Problem to work on :: Exclude the images, then return every line below exactly as written.

Task material ::
──────────

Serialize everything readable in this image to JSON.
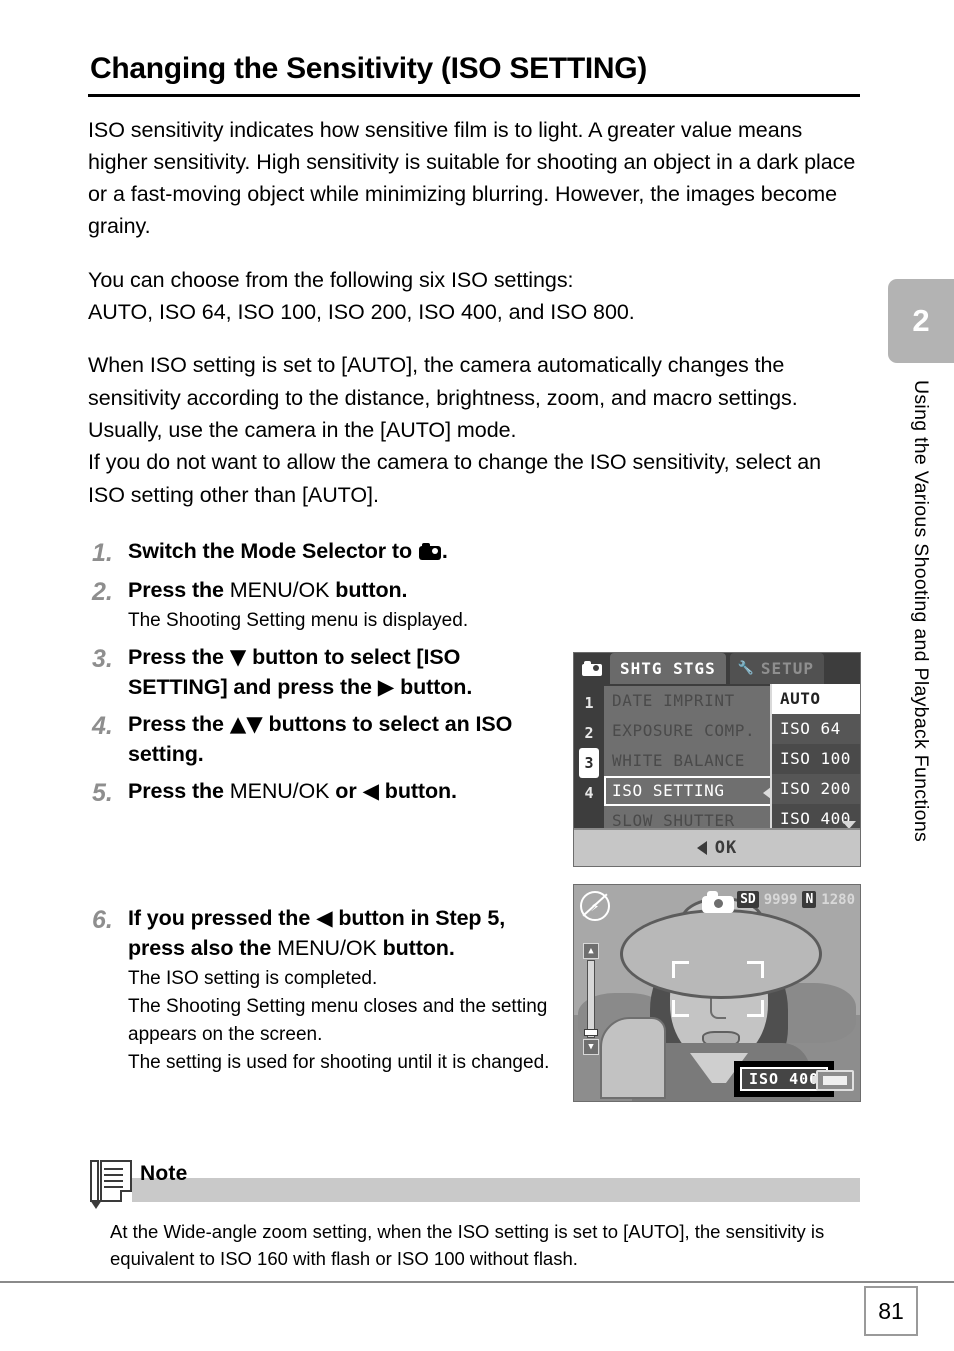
{
  "header": {
    "title": "Changing the Sensitivity (ISO SETTING)"
  },
  "sidebar": {
    "chapter_number": "2",
    "chapter_title": "Using the Various Shooting and Playback Functions"
  },
  "paragraphs": {
    "p1": "ISO sensitivity indicates how sensitive film is to light. A greater value means higher sensitivity. High sensitivity is suitable for shooting an object in a dark place or a fast-moving object while minimizing blurring. However, the images become grainy.",
    "p2_line1": "You can choose from the following six ISO settings:",
    "p2_line2": "AUTO, ISO 64, ISO 100, ISO 200, ISO 400, and ISO 800.",
    "p3_line1": "When ISO setting is set to [AUTO], the camera automatically changes the sensitivity according to the distance, brightness, zoom, and macro settings. Usually, use the camera in the [AUTO] mode.",
    "p3_line2": "If you do not want to allow the camera to change the ISO sensitivity, select an ISO setting other than [AUTO]."
  },
  "steps": [
    {
      "number": "1.",
      "text_before": "Switch the Mode Selector to ",
      "text_after": ".",
      "icon": "camera-mode-icon"
    },
    {
      "number": "2.",
      "text_before": "Press the ",
      "button_label": "MENU/OK",
      "text_after": " button.",
      "sub": [
        "The Shooting Setting menu is displayed."
      ]
    },
    {
      "number": "3.",
      "text_before": "Press the ",
      "glyph1": "▼",
      "text_mid": " button to select [ISO SETTING] and press the ",
      "glyph2": "▶",
      "text_after": " button."
    },
    {
      "number": "4.",
      "text_before": "Press the ",
      "glyph1": "▲▼",
      "text_after": " buttons to select an ISO setting."
    },
    {
      "number": "5.",
      "text_before": "Press the ",
      "button_label": "MENU/OK",
      "text_mid": " or ",
      "glyph1": "◀",
      "text_after": " button."
    },
    {
      "number": "6.",
      "text_before": "If you pressed the ",
      "glyph1": "◀",
      "text_mid": " button in Step 5, press also the ",
      "button_label": "MENU/OK",
      "text_after": " button.",
      "sub": [
        "The ISO setting is completed.",
        "The Shooting Setting menu closes and the setting appears on the screen.",
        "The setting is used for shooting until it is changed."
      ]
    }
  ],
  "lcd_menu": {
    "tab_active": "SHTG STGS",
    "tab_inactive": "SETUP",
    "rail_numbers": [
      "1",
      "2",
      "3",
      "4"
    ],
    "selected_rail": "3",
    "items": [
      "DATE IMPRINT",
      "EXPOSURE COMP.",
      "WHITE BALANCE",
      "ISO SETTING",
      "SLOW SHUTTER LMT"
    ],
    "active_item": "ISO SETTING",
    "values": [
      "AUTO",
      "ISO 64",
      "ISO 100",
      "ISO 200",
      "ISO 400"
    ],
    "selected_value": "AUTO",
    "footer_label": "OK"
  },
  "lcd_preview": {
    "status_card": "SD",
    "status_count": "9999",
    "status_quality": "N",
    "status_size": "1280",
    "iso_badge": "ISO 400",
    "flash_icon": "flash-off-icon",
    "mode_icon": "camera-mode-icon",
    "zoom_top_icon": "tele-icon",
    "zoom_bottom_icon": "wide-icon",
    "battery_icon": "battery-icon"
  },
  "note": {
    "label": "Note",
    "line1": "At the Wide-angle zoom setting, when the ISO setting is set to [AUTO], the sensitivity is",
    "line2": "equivalent to ISO 160 with flash or ISO 100 without flash."
  },
  "footer": {
    "page_number": "81"
  }
}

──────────

Result ::
Serialize everything readable in this image to JSON.
{
  "header": {
    "title": "Changing the Sensitivity (ISO SETTING)"
  },
  "sidebar": {
    "chapter_number": "2",
    "chapter_title": "Using the Various Shooting and Playback Functions"
  },
  "paragraphs": {
    "p1": "ISO sensitivity indicates how sensitive film is to light. A greater value means higher sensitivity. High sensitivity is suitable for shooting an object in a dark place or a fast-moving object while minimizing blurring. However, the images become grainy.",
    "p2_line1": "You can choose from the following six ISO settings:",
    "p2_line2": "AUTO, ISO 64, ISO 100, ISO 200, ISO 400, and ISO 800.",
    "p3_line1": "When ISO setting is set to [AUTO], the camera automatically changes the sensitivity according to the distance, brightness, zoom, and macro settings. Usually, use the camera in the [AUTO] mode.",
    "p3_line2": "If you do not want to allow the camera to change the ISO sensitivity, select an ISO setting other than [AUTO]."
  },
  "steps": [
    {
      "number": "1.",
      "text_before": "Switch the Mode Selector to ",
      "text_after": ".",
      "icon": "camera-mode-icon"
    },
    {
      "number": "2.",
      "text_before": "Press the ",
      "button_label": "MENU/OK",
      "text_after": " button.",
      "sub": [
        "The Shooting Setting menu is displayed."
      ]
    },
    {
      "number": "3.",
      "text_before": "Press the ",
      "glyph1": "▼",
      "text_mid": " button to select [ISO SETTING] and press the ",
      "glyph2": "▶",
      "text_after": " button."
    },
    {
      "number": "4.",
      "text_before": "Press the ",
      "glyph1": "▲▼",
      "text_after": " buttons to select an ISO setting."
    },
    {
      "number": "5.",
      "text_before": "Press the ",
      "button_label": "MENU/OK",
      "text_mid": " or ",
      "glyph1": "◀",
      "text_after": " button."
    },
    {
      "number": "6.",
      "text_before": "If you pressed the ",
      "glyph1": "◀",
      "text_mid": " button in Step 5, press also the ",
      "button_label": "MENU/OK",
      "text_after": " button.",
      "sub": [
        "The ISO setting is completed.",
        "The Shooting Setting menu closes and the setting appears on the screen.",
        "The setting is used for shooting until it is changed."
      ]
    }
  ],
  "lcd_menu": {
    "tab_active": "SHTG STGS",
    "tab_inactive": "SETUP",
    "rail_numbers": [
      "1",
      "2",
      "3",
      "4"
    ],
    "selected_rail": "3",
    "items": [
      "DATE IMPRINT",
      "EXPOSURE COMP.",
      "WHITE BALANCE",
      "ISO SETTING",
      "SLOW SHUTTER LMT"
    ],
    "active_item": "ISO SETTING",
    "values": [
      "AUTO",
      "ISO 64",
      "ISO 100",
      "ISO 200",
      "ISO 400"
    ],
    "selected_value": "AUTO",
    "footer_label": "OK"
  },
  "lcd_preview": {
    "status_card": "SD",
    "status_count": "9999",
    "status_quality": "N",
    "status_size": "1280",
    "iso_badge": "ISO 400",
    "flash_icon": "flash-off-icon",
    "mode_icon": "camera-mode-icon",
    "zoom_top_icon": "tele-icon",
    "zoom_bottom_icon": "wide-icon",
    "battery_icon": "battery-icon"
  },
  "note": {
    "label": "Note",
    "line1": "At the Wide-angle zoom setting, when the ISO setting is set to [AUTO], the sensitivity is",
    "line2": "equivalent to ISO 160 with flash or ISO 100 without flash."
  },
  "footer": {
    "page_number": "81"
  }
}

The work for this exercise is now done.